● **PROMPT**
Reproduce the entries verbatim; no pictures.

● **DATA FOR THE TASK**
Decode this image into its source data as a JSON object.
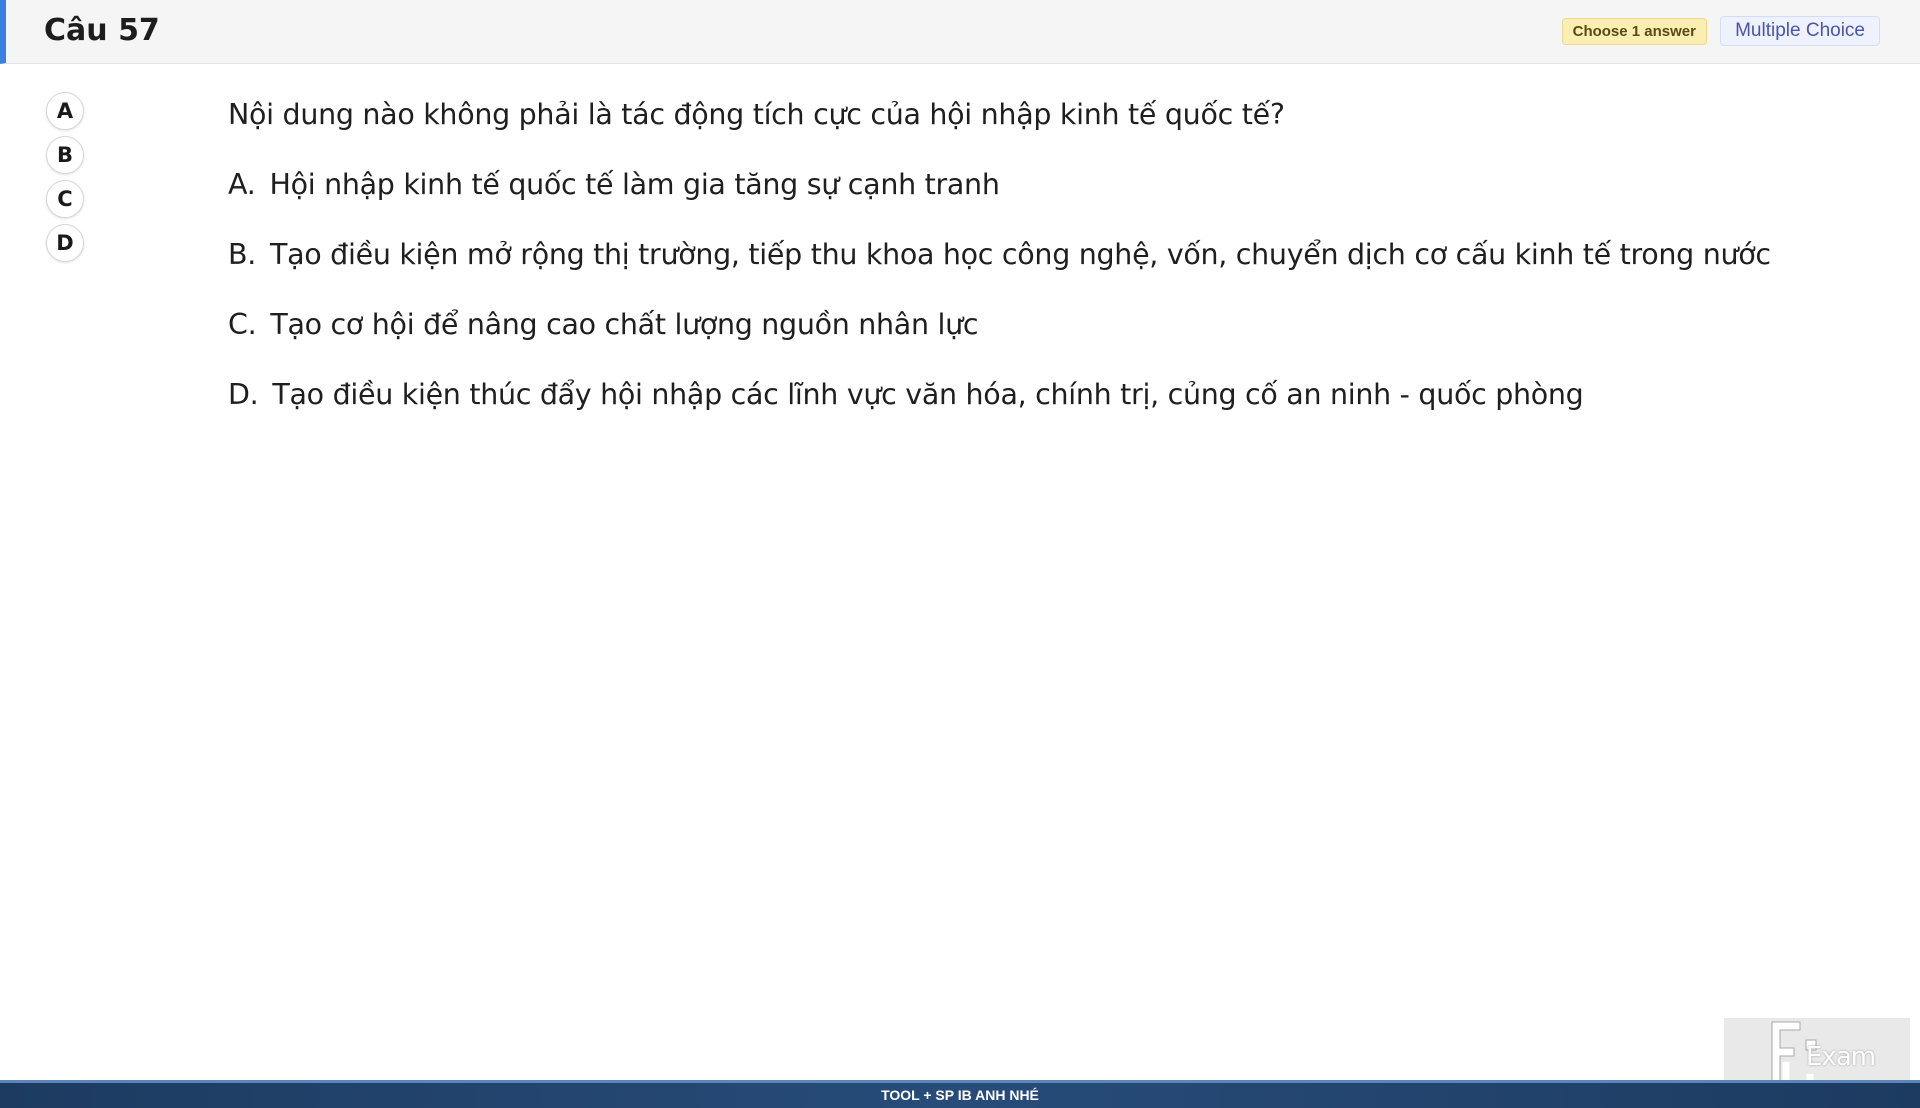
{
  "header": {
    "title": "Câu 57",
    "badge_choose": "Choose 1 answer",
    "badge_type": "Multiple Choice",
    "accent_color": "#3d7fe0"
  },
  "choices": [
    "A",
    "B",
    "C",
    "D"
  ],
  "question": {
    "text": "Nội dung nào không phải là tác động tích cực của hội nhập kinh tế quốc tế?",
    "options": [
      {
        "letter": "A.",
        "text": "Hội nhập kinh tế quốc tế làm gia tăng sự cạnh tranh"
      },
      {
        "letter": "B.",
        "text": "Tạo điều kiện mở rộng thị trường, tiếp thu khoa học công nghệ, vốn, chuyển dịch cơ cấu kinh tế trong nước"
      },
      {
        "letter": "C.",
        "text": "Tạo cơ hội để nâng cao chất lượng nguồn nhân lực"
      },
      {
        "letter": "D.",
        "text": "Tạo điều kiện thúc đẩy hội nhập các lĩnh vực văn hóa, chính trị, củng cố an ninh - quốc phòng"
      }
    ]
  },
  "footer": {
    "text": "TOOL + SP IB ANH NHÉ"
  },
  "logo": {
    "icon": "fu-exam-logo-icon",
    "word": "Exam"
  }
}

● **YOUR SOLUTION**
Decode this image into its source data as a JSON object.
{
  "header": {
    "title": "Câu 57",
    "badge_choose": "Choose 1 answer",
    "badge_type": "Multiple Choice",
    "accent_color": "#3d7fe0"
  },
  "choices": [
    "A",
    "B",
    "C",
    "D"
  ],
  "question": {
    "text": "Nội dung nào không phải là tác động tích cực của hội nhập kinh tế quốc tế?",
    "options": [
      {
        "letter": "A.",
        "text": "Hội nhập kinh tế quốc tế làm gia tăng sự cạnh tranh"
      },
      {
        "letter": "B.",
        "text": "Tạo điều kiện mở rộng thị trường, tiếp thu khoa học công nghệ, vốn, chuyển dịch cơ cấu kinh tế trong nước"
      },
      {
        "letter": "C.",
        "text": "Tạo cơ hội để nâng cao chất lượng nguồn nhân lực"
      },
      {
        "letter": "D.",
        "text": "Tạo điều kiện thúc đẩy hội nhập các lĩnh vực văn hóa, chính trị, củng cố an ninh - quốc phòng"
      }
    ]
  },
  "footer": {
    "text": "TOOL + SP IB ANH NHÉ"
  },
  "logo": {
    "icon": "fu-exam-logo-icon",
    "word": "Exam"
  }
}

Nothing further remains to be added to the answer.